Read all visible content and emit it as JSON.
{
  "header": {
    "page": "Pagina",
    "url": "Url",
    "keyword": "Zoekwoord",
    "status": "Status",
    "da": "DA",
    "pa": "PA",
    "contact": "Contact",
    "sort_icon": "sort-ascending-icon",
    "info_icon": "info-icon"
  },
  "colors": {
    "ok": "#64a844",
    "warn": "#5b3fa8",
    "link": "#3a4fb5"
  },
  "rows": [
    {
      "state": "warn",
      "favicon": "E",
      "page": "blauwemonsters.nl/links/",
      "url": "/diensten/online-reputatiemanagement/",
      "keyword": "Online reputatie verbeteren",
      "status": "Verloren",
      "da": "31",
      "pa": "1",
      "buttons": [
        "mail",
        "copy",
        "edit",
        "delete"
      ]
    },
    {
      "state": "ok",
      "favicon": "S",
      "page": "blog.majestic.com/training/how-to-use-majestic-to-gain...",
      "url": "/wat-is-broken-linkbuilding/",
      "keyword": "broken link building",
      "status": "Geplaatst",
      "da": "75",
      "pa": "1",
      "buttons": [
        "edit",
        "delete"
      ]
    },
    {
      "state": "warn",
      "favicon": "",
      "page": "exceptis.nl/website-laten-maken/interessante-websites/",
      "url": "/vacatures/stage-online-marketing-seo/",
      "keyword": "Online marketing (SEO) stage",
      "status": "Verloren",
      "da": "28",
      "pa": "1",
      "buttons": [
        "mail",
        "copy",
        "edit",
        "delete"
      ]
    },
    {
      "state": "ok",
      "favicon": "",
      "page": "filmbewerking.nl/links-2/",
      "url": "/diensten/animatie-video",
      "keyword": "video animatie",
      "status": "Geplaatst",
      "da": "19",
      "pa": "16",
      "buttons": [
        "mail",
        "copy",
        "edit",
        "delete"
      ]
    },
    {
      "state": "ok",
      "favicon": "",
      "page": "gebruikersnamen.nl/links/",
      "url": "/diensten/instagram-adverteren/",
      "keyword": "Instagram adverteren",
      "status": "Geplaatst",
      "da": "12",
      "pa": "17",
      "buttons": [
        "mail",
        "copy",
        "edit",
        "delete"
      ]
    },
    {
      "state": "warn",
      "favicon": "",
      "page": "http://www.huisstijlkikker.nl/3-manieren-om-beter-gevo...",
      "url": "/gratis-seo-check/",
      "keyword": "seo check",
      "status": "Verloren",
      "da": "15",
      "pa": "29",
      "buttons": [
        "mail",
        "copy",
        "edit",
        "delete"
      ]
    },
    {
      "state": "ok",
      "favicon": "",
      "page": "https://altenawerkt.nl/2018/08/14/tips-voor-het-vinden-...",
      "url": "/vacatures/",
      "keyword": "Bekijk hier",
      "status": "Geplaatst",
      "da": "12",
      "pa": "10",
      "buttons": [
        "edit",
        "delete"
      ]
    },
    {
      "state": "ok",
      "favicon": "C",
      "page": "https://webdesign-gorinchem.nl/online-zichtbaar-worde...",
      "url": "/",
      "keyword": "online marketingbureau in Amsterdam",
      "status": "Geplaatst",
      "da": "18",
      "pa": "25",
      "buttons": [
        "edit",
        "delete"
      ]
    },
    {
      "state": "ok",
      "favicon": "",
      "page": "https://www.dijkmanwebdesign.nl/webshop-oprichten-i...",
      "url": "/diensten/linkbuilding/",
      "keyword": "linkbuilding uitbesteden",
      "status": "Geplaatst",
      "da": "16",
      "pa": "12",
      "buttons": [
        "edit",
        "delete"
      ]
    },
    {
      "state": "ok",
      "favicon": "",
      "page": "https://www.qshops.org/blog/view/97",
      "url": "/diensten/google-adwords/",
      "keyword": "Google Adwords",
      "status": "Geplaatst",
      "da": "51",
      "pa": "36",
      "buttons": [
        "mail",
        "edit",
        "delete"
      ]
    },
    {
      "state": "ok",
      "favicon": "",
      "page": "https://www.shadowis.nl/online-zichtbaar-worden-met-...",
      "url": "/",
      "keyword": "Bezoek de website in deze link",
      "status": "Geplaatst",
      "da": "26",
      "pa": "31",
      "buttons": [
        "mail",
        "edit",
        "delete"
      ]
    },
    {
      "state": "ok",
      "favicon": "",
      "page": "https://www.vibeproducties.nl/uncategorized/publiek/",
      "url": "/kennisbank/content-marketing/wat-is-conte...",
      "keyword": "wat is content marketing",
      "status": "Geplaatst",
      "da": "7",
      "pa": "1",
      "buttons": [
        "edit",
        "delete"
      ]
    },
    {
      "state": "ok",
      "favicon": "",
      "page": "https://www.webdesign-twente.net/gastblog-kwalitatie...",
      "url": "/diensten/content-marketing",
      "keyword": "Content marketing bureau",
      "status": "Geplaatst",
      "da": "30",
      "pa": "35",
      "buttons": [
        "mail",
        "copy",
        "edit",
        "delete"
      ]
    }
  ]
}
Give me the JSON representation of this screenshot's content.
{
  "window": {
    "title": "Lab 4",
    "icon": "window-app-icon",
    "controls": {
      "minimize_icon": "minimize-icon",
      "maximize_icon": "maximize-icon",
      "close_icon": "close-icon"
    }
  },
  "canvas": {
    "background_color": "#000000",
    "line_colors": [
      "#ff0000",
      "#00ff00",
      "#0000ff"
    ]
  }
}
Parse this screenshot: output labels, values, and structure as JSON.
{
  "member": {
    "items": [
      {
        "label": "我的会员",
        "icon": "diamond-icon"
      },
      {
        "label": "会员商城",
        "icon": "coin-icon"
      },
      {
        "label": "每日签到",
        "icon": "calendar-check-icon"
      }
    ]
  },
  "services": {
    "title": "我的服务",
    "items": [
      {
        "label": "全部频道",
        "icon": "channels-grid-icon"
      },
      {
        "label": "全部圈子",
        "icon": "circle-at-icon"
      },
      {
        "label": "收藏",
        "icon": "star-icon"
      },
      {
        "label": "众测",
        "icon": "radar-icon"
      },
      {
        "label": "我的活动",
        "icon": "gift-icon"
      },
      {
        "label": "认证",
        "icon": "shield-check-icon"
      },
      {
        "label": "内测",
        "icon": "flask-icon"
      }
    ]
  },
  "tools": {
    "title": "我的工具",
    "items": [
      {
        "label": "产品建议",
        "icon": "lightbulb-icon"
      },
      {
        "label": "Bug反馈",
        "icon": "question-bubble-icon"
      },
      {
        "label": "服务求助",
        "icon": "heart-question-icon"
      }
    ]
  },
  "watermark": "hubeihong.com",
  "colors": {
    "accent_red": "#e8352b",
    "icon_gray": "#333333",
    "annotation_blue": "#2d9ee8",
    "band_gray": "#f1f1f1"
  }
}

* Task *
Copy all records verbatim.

* Task answer *
Read all visible content and emit it as JSON.
{
  "header": {
    "page": "Pagina",
    "url": "Url",
    "keyword": "Zoekwoord",
    "status": "Status",
    "da": "DA",
    "pa": "PA",
    "contact": "Contact",
    "sort_icon": "sort-ascending-icon",
    "info_icon": "info-icon"
  },
  "colors": {
    "ok": "#64a844",
    "warn": "#5b3fa8",
    "link": "#3a4fb5"
  },
  "rows": [
    {
      "state": "warn",
      "favicon": "E",
      "page": "blauwemonsters.nl/links/",
      "url": "/diensten/online-reputatiemanagement/",
      "keyword": "Online reputatie verbeteren",
      "status": "Verloren",
      "da": "31",
      "pa": "1",
      "buttons": [
        "mail",
        "copy",
        "edit",
        "delete"
      ]
    },
    {
      "state": "ok",
      "favicon": "S",
      "page": "blog.majestic.com/training/how-to-use-majestic-to-gain...",
      "url": "/wat-is-broken-linkbuilding/",
      "keyword": "broken link building",
      "status": "Geplaatst",
      "da": "75",
      "pa": "1",
      "buttons": [
        "edit",
        "delete"
      ]
    },
    {
      "state": "warn",
      "favicon": "",
      "page": "exceptis.nl/website-laten-maken/interessante-websites/",
      "url": "/vacatures/stage-online-marketing-seo/",
      "keyword": "Online marketing (SEO) stage",
      "status": "Verloren",
      "da": "28",
      "pa": "1",
      "buttons": [
        "mail",
        "copy",
        "edit",
        "delete"
      ]
    },
    {
      "state": "ok",
      "favicon": "",
      "page": "filmbewerking.nl/links-2/",
      "url": "/diensten/animatie-video",
      "keyword": "video animatie",
      "status": "Geplaatst",
      "da": "19",
      "pa": "16",
      "buttons": [
        "mail",
        "copy",
        "edit",
        "delete"
      ]
    },
    {
      "state": "ok",
      "favicon": "",
      "page": "gebruikersnamen.nl/links/",
      "url": "/diensten/instagram-adverteren/",
      "keyword": "Instagram adverteren",
      "status": "Geplaatst",
      "da": "12",
      "pa": "17",
      "buttons": [
        "mail",
        "copy",
        "edit",
        "delete"
      ]
    },
    {
      "state": "warn",
      "favicon": "",
      "page": "http://www.huisstijlkikker.nl/3-manieren-om-beter-gevo...",
      "url": "/gratis-seo-check/",
      "keyword": "seo check",
      "status": "Verloren",
      "da": "15",
      "pa": "29",
      "buttons": [
        "mail",
        "copy",
        "edit",
        "delete"
      ]
    },
    {
      "state": "ok",
      "favicon": "",
      "page": "https://altenawerkt.nl/2018/08/14/tips-voor-het-vinden-...",
      "url": "/vacatures/",
      "keyword": "Bekijk hier",
      "status": "Geplaatst",
      "da": "12",
      "pa": "10",
      "buttons": [
        "edit",
        "delete"
      ]
    },
    {
      "state": "ok",
      "favicon": "C",
      "page": "https://webdesign-gorinchem.nl/online-zichtbaar-worde...",
      "url": "/",
      "keyword": "online marketingbureau in Amsterdam",
      "status": "Geplaatst",
      "da": "18",
      "pa": "25",
      "buttons": [
        "edit",
        "delete"
      ]
    },
    {
      "state": "ok",
      "favicon": "",
      "page": "https://www.dijkmanwebdesign.nl/webshop-oprichten-i...",
      "url": "/diensten/linkbuilding/",
      "keyword": "linkbuilding uitbesteden",
      "status": "Geplaatst",
      "da": "16",
      "pa": "12",
      "buttons": [
        "edit",
        "delete"
      ]
    },
    {
      "state": "ok",
      "favicon": "",
      "page": "https://www.qshops.org/blog/view/97",
      "url": "/diensten/google-adwords/",
      "keyword": "Google Adwords",
      "status": "Geplaatst",
      "da": "51",
      "pa": "36",
      "buttons": [
        "mail",
        "edit",
        "delete"
      ]
    },
    {
      "state": "ok",
      "favicon": "",
      "page": "https://www.shadowis.nl/online-zichtbaar-worden-met-...",
      "url": "/",
      "keyword": "Bezoek de website in deze link",
      "status": "Geplaatst",
      "da": "26",
      "pa": "31",
      "buttons": [
        "mail",
        "edit",
        "delete"
      ]
    },
    {
      "state": "ok",
      "favicon": "",
      "page": "https://www.vibeproducties.nl/uncategorized/publiek/",
      "url": "/kennisbank/content-marketing/wat-is-conte...",
      "keyword": "wat is content marketing",
      "status": "Geplaatst",
      "da": "7",
      "pa": "1",
      "buttons": [
        "edit",
        "delete"
      ]
    },
    {
      "state": "ok",
      "favicon": "",
      "page": "https://www.webdesign-twente.net/gastblog-kwalitatie...",
      "url": "/diensten/content-marketing",
      "keyword": "Content marketing bureau",
      "status": "Geplaatst",
      "da": "30",
      "pa": "35",
      "buttons": [
        "mail",
        "copy",
        "edit",
        "delete"
      ]
    }
  ]
}
Give me the JSON representation of this screenshot's content.
{
  "window": {
    "title": "Lab 4",
    "icon": "window-app-icon",
    "controls": {
      "minimize_icon": "minimize-icon",
      "maximize_icon": "maximize-icon",
      "close_icon": "close-icon"
    }
  },
  "canvas": {
    "background_color": "#000000",
    "line_colors": [
      "#ff0000",
      "#00ff00",
      "#0000ff"
    ]
  }
}
Parse this screenshot: output labels, values, and structure as JSON.
{
  "member": {
    "items": [
      {
        "label": "我的会员",
        "icon": "diamond-icon"
      },
      {
        "label": "会员商城",
        "icon": "coin-icon"
      },
      {
        "label": "每日签到",
        "icon": "calendar-check-icon"
      }
    ]
  },
  "services": {
    "title": "我的服务",
    "items": [
      {
        "label": "全部频道",
        "icon": "channels-grid-icon"
      },
      {
        "label": "全部圈子",
        "icon": "circle-at-icon"
      },
      {
        "label": "收藏",
        "icon": "star-icon"
      },
      {
        "label": "众测",
        "icon": "radar-icon"
      },
      {
        "label": "我的活动",
        "icon": "gift-icon"
      },
      {
        "label": "认证",
        "icon": "shield-check-icon"
      },
      {
        "label": "内测",
        "icon": "flask-icon"
      }
    ]
  },
  "tools": {
    "title": "我的工具",
    "items": [
      {
        "label": "产品建议",
        "icon": "lightbulb-icon"
      },
      {
        "label": "Bug反馈",
        "icon": "question-bubble-icon"
      },
      {
        "label": "服务求助",
        "icon": "heart-question-icon"
      }
    ]
  },
  "watermark": "hubeihong.com",
  "colors": {
    "accent_red": "#e8352b",
    "icon_gray": "#333333",
    "annotation_blue": "#2d9ee8",
    "band_gray": "#f1f1f1"
  }
}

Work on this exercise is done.